Instructions to follow: Filter the entries beneath this task, copying only the lines that hold the word "results".

Element data from apps and pages
········
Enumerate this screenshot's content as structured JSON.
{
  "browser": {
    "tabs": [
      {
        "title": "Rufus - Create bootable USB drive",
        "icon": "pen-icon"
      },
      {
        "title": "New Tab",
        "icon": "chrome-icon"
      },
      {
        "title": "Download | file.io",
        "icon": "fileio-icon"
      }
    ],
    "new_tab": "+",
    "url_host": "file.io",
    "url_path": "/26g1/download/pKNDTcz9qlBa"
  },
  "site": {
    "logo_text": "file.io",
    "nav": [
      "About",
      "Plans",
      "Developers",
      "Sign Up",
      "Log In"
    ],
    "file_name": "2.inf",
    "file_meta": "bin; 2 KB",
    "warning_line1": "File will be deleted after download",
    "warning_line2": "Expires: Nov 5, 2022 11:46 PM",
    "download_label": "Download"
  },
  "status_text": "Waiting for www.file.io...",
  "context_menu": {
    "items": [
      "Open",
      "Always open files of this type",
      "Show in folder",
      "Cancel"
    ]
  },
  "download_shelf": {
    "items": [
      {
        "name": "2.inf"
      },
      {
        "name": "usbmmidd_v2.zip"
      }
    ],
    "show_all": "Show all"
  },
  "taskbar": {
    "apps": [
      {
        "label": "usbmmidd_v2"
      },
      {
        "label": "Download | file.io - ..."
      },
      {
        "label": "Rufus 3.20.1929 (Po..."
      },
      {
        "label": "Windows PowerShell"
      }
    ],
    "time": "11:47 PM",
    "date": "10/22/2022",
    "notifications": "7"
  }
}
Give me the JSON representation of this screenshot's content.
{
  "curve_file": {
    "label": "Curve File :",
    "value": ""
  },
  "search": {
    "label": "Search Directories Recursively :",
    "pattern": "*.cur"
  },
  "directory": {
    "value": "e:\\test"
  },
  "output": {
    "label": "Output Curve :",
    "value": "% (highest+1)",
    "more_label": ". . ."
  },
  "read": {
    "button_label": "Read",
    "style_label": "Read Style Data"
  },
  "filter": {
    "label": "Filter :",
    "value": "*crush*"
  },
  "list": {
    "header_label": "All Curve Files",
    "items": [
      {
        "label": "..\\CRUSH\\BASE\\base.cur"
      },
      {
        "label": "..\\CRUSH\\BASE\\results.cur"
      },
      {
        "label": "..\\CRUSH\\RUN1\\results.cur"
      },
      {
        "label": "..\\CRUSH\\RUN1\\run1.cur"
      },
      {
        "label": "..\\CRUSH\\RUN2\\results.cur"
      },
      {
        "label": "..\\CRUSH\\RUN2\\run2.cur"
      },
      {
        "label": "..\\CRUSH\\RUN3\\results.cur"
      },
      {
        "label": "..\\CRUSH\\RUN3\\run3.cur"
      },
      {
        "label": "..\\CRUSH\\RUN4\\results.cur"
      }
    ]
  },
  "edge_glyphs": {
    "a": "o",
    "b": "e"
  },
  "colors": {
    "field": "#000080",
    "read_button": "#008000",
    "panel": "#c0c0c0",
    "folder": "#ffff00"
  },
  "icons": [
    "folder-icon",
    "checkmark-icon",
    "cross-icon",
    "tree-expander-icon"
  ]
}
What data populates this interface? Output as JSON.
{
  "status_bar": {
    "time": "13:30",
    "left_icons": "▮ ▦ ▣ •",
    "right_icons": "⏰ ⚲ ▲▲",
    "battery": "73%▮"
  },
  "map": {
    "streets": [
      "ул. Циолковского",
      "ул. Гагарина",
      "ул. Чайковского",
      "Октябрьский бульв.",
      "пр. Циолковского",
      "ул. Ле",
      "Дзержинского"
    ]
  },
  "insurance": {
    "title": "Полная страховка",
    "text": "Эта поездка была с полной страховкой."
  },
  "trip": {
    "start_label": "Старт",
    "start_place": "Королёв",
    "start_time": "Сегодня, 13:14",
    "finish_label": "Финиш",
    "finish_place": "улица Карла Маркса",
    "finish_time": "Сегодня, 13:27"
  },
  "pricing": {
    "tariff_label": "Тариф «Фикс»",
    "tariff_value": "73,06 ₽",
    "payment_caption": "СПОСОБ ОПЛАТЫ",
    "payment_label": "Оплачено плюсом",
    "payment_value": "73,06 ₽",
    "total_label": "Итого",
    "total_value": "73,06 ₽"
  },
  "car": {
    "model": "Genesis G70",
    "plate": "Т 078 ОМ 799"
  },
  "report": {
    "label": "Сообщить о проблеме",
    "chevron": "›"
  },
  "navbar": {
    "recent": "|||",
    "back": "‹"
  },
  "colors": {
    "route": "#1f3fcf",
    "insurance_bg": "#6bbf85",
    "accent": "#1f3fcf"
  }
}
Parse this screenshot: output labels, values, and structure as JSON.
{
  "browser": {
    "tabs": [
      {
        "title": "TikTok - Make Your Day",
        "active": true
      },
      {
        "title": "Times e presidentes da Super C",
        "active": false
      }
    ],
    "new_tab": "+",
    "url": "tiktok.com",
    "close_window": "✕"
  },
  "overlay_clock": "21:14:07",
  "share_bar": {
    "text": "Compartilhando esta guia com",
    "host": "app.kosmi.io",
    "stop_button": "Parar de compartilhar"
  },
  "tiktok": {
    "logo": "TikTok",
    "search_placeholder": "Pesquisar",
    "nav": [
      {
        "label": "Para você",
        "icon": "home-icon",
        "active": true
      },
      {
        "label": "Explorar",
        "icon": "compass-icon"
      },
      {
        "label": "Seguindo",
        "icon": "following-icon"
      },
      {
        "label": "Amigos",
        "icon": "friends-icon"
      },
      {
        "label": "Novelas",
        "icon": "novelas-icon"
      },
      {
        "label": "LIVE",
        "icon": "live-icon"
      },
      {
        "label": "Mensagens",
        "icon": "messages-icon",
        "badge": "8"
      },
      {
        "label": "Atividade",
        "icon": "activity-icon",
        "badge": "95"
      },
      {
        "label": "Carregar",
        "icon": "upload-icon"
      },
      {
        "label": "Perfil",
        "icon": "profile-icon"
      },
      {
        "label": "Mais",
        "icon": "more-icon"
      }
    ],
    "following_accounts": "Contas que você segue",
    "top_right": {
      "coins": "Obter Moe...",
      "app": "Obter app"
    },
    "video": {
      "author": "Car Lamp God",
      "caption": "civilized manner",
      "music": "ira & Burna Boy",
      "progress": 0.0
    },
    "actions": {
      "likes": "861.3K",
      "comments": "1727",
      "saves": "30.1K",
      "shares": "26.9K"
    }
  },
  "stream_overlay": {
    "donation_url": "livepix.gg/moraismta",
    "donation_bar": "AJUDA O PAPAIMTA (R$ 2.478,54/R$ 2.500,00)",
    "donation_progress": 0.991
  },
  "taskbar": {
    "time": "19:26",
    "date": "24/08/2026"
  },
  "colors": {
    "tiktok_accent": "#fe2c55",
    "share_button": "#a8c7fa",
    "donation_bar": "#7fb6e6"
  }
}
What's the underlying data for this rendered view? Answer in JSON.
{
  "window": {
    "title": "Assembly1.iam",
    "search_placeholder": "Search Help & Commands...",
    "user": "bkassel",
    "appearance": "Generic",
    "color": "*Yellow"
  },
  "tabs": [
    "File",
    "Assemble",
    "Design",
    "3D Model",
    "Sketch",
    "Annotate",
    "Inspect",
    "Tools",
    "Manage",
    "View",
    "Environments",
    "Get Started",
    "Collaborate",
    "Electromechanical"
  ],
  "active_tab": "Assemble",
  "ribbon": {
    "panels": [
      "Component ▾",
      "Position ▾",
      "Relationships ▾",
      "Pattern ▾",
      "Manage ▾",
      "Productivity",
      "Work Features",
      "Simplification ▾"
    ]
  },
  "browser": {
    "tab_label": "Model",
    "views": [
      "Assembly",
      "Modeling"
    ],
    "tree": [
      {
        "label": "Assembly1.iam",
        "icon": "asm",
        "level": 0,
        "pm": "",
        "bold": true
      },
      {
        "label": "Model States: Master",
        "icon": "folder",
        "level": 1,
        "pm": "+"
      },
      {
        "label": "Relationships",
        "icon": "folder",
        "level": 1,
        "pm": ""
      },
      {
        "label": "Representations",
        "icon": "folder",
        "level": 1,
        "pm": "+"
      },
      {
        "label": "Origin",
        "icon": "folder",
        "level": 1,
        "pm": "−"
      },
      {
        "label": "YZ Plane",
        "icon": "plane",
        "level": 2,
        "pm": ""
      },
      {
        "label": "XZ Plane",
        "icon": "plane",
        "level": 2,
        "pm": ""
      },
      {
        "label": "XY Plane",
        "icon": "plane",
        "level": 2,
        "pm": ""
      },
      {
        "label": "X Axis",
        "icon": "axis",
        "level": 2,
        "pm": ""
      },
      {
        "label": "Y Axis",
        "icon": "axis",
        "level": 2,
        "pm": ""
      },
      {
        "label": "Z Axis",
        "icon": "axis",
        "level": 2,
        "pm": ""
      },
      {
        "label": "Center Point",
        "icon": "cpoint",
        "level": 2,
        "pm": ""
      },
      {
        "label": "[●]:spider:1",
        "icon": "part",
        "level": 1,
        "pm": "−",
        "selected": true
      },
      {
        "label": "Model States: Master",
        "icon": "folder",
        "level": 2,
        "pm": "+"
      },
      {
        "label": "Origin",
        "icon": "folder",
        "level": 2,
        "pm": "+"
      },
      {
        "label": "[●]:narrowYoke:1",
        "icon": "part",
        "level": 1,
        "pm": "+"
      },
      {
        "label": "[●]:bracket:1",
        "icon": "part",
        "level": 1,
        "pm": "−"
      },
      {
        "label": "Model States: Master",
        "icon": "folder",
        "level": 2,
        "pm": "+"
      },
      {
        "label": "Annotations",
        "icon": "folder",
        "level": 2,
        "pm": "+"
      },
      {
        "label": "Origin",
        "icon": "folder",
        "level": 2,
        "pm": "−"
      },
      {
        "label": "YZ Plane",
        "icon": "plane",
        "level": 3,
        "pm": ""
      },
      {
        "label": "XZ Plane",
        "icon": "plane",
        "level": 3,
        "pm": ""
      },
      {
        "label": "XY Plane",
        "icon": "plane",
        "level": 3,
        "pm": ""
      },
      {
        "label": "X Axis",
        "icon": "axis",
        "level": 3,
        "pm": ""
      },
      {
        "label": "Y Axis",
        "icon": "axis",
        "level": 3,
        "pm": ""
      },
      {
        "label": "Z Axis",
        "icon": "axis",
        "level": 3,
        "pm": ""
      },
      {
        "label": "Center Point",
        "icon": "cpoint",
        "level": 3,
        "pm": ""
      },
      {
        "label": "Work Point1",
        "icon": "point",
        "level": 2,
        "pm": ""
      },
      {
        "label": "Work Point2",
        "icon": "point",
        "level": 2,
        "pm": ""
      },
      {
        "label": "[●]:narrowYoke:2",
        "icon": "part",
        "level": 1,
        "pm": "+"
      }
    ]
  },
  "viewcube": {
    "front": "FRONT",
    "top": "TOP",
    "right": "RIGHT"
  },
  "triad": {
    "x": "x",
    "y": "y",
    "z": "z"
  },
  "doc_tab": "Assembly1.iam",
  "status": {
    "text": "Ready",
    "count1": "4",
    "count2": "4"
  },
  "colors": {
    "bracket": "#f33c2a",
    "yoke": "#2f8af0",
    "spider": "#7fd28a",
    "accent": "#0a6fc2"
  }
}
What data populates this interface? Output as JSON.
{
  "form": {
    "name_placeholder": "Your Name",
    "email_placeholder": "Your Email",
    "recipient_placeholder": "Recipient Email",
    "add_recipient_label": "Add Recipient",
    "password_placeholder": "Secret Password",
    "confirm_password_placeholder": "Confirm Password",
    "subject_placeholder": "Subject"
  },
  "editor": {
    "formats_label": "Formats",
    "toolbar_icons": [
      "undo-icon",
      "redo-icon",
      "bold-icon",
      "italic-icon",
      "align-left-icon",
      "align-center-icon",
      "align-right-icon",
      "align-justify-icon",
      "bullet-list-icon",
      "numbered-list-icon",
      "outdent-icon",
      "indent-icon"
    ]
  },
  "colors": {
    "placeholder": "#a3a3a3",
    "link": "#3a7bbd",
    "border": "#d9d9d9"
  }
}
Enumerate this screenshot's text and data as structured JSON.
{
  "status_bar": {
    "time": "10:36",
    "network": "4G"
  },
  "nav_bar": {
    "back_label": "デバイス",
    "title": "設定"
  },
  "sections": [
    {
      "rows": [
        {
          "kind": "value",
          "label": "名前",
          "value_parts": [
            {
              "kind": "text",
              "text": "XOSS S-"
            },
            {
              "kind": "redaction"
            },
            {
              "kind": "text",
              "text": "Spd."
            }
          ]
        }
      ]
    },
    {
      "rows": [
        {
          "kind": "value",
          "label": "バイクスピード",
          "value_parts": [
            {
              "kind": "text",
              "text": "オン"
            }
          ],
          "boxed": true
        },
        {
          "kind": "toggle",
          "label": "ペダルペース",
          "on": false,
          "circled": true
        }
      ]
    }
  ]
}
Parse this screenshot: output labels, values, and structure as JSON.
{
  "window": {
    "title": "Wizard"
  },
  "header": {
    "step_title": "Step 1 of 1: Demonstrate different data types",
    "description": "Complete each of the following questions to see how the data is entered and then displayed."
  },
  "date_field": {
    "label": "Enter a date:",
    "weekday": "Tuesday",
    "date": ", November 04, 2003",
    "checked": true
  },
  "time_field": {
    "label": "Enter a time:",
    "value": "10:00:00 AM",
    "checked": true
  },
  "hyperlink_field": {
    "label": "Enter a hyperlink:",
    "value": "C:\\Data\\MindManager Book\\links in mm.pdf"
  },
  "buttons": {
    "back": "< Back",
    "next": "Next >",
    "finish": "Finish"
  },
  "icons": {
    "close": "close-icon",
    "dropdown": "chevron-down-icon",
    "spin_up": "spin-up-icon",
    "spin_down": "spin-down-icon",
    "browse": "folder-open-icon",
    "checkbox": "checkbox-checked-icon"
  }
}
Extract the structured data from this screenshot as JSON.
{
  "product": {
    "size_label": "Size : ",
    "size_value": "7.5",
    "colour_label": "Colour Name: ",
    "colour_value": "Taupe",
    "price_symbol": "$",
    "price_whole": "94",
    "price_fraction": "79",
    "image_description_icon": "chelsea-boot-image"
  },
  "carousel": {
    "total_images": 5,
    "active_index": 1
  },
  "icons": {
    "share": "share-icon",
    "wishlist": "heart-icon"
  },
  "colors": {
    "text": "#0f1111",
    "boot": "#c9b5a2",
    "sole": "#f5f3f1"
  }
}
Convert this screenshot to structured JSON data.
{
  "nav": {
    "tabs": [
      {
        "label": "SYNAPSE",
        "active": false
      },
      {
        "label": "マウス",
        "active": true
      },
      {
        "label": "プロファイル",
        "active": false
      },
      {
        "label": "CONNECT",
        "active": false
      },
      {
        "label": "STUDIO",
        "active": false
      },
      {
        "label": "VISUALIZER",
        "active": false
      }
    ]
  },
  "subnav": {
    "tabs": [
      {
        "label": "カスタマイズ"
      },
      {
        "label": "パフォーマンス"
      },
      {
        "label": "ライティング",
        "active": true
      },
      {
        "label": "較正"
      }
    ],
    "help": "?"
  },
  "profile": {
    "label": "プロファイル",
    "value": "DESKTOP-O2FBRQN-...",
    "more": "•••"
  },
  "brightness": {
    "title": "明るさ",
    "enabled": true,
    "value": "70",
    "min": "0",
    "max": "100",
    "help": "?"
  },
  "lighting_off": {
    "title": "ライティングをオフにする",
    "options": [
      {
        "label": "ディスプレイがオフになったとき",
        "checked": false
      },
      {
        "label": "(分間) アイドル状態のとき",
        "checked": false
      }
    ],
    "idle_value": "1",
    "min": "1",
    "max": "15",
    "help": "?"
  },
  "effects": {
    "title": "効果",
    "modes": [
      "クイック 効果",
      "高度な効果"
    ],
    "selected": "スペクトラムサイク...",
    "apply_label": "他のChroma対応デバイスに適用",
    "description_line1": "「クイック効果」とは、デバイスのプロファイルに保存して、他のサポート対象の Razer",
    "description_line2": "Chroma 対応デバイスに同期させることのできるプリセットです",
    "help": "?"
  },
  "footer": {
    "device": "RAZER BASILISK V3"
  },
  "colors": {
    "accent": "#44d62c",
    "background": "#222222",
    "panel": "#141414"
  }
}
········
Answer for the task:
        "label": "..\\CRUSH\\BASE\\results.cur"
        "label": "..\\CRUSH\\RUN1\\results.cur"
        "label": "..\\CRUSH\\RUN2\\results.cur"
        "label": "..\\CRUSH\\RUN3\\results.cur"
        "label": "..\\CRUSH\\RUN4\\results.cur"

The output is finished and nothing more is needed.